Ques: Did you ever hear somebody tearing their abs/rectus abdominis muscle or getting injured in this region?

No…I haven’t!

While I am in the process of building it; I have NEVER paid too attention to this muscle. Perhaps this is the first time I have brought my attention to this muscle group properly – meaning when I treating it as a body part and training it.

Here are my reasons:

1) It is a muscle’s – Rectus Abdominis (& Obliques) form only one part of the core and very small muscle group in compare to many others in our body. Core’s reliance is also on, much bigger and functionally important – Spinal and pelvic floor muscles.
2) Fact: It is one of the most worked muscle in our day today life and in any field sport. Therefore, it may need to be rested. Think of it as anterior spine for visualisation purposes.
3) Think of our abdominal area as your dressing room full of cupboards except that it stores fat (adipocytes) instead of clothes.

4) For this muscle group to show up, one needs to empty these fat stores. I am in the process as you can see in the pics. Burn more or eat less. It is a slow process and no supplement can make it disappear.
5) For this muscle group to build bigger, one needs to train this muscle group JUST HOW WE TRAIN other muscle groups. However, to keep it healthy/active, which is the need of the sport, one needs whole body work-out.

Considering all the above factors one should not focus too much on building abs. Instead one should:

a) Train the whole body (specific to the sport). Think of other muscles attached to any muscle function – antagonist or synergists; because it is not just about that one muscle when it comes to fitness.
b) Treat this as a small muscle group and attend to it accordingly. No need for those crunches everyday. Leave aside 100’s! Think of an athlete – staying in flexed position (same muscle) almost all through the day.
c) Warm it up just how we would warm up different body parts before a game/match
d) Don’t ‘over train’ this muscle group in lieu of fitness. It has a HUGE contribution from ‘nutrition’ and/or creating calorie deficit. Therefore, training this won’t get you where you want to be unless you burn fat.
e) From field sports perspective, over-doing it can compromise your ‘spine’ health, and also, would create imbalance in the core. This can further lure injuries anywhere in the body – its The Core at play here.
f) It is impossible to create a whole body training sequence (in any form of training including yoga) without attending to this inadvertently. So don’t worry…it is getting trained for what’s it worth.
g) Although it is incorrect to say this as everything has to work together in a movement; however, if I were rate it as per the importance in a movement; it would be minimal. Important of course…but then It does what it does even without showing up.

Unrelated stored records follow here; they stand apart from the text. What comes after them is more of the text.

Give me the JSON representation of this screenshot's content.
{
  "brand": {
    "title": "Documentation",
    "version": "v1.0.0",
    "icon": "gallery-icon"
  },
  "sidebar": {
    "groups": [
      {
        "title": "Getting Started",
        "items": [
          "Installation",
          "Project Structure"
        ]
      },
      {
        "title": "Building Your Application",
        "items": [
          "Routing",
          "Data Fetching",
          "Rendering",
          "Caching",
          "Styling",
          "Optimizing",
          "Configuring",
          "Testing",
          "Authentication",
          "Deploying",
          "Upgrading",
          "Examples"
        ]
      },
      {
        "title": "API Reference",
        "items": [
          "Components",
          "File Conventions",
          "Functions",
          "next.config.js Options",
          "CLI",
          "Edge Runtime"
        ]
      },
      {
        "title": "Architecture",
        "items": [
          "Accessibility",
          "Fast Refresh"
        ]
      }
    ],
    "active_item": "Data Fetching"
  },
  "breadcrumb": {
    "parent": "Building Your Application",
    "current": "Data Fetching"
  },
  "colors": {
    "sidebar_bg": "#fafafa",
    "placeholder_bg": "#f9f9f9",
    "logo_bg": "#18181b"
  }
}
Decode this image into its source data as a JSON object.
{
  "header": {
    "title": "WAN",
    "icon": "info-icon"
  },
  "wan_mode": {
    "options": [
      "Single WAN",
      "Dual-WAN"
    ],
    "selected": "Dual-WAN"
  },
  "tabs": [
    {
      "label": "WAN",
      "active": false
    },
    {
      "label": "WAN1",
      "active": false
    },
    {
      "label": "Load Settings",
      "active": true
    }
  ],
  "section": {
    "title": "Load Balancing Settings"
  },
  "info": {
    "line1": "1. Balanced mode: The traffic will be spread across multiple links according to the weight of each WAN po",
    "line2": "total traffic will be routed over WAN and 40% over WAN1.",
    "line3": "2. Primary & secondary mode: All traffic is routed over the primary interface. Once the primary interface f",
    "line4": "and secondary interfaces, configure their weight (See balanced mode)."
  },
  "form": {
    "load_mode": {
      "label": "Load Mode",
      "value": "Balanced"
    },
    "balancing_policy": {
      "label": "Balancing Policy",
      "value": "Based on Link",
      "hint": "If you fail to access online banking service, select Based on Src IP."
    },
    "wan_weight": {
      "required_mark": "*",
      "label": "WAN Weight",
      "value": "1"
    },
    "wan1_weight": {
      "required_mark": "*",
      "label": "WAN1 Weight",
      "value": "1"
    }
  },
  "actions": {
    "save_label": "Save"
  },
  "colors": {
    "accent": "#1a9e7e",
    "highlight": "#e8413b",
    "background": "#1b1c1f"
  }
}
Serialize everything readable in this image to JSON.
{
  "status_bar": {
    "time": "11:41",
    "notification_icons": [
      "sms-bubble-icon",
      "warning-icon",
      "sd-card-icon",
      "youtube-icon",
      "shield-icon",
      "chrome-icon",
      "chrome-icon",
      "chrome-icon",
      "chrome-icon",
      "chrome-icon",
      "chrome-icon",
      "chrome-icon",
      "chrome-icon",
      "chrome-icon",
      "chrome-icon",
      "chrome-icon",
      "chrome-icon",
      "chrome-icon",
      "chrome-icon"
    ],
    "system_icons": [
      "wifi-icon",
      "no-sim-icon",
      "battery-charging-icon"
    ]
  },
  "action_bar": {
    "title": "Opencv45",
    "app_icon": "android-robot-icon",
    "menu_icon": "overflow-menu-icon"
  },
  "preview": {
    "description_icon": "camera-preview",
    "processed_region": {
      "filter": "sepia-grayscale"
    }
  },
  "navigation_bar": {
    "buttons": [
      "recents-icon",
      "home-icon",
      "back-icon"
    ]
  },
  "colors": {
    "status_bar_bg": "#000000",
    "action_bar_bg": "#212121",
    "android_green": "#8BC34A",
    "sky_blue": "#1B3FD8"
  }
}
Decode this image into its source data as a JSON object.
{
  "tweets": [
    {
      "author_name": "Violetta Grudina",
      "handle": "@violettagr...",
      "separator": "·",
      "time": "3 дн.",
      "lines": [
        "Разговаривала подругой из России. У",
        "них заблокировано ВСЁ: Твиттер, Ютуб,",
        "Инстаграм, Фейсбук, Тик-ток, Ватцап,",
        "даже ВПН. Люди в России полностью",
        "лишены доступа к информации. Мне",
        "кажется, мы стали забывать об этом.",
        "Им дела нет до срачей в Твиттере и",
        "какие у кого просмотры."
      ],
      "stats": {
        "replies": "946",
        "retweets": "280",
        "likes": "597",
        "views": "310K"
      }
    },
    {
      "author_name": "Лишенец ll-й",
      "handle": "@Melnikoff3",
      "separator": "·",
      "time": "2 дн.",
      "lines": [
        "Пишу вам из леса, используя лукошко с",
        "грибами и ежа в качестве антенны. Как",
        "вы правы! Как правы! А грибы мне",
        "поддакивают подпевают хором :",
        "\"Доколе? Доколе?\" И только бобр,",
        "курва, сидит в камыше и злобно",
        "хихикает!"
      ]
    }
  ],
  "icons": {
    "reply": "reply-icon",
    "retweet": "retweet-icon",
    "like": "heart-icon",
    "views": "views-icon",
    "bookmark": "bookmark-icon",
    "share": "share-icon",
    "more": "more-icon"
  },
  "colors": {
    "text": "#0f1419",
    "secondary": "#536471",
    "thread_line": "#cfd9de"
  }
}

Having said all that…it is not bad to build ‘abs’. It is great. Just that don’t rush into the process. Don’t break your ‘back’ in lieu of building these boxes. Or compromise on other training that, may be of more help to you, given your situation in lieu of beautifying your appearance.

Example: I am very often asked by my boys – how can we get abs without training for it?

Science. I would snap 🙂

I am on it now…will try my best. However it is more challenging for me than any serious athlete because I don’t change my diet. I want to achieve it while eating the food that I eat regularly, living the life same as usual, and training the same time. Its more like food management for me than changing my diet or stop eating anything specific.

Calorie deficit for me comes from training and not from diet which is very hard because I never over train. And this is where the study aspect comes for me.

Ques: How do you do it keeping everything same?

Ans: By improving your peak performance.

Important note: I eat normal food…train an hour max….take breaks like every office goer….enjoy a desert sometimes…relish a chilled….and lastly, no supplements other than whey protein which is also periodic.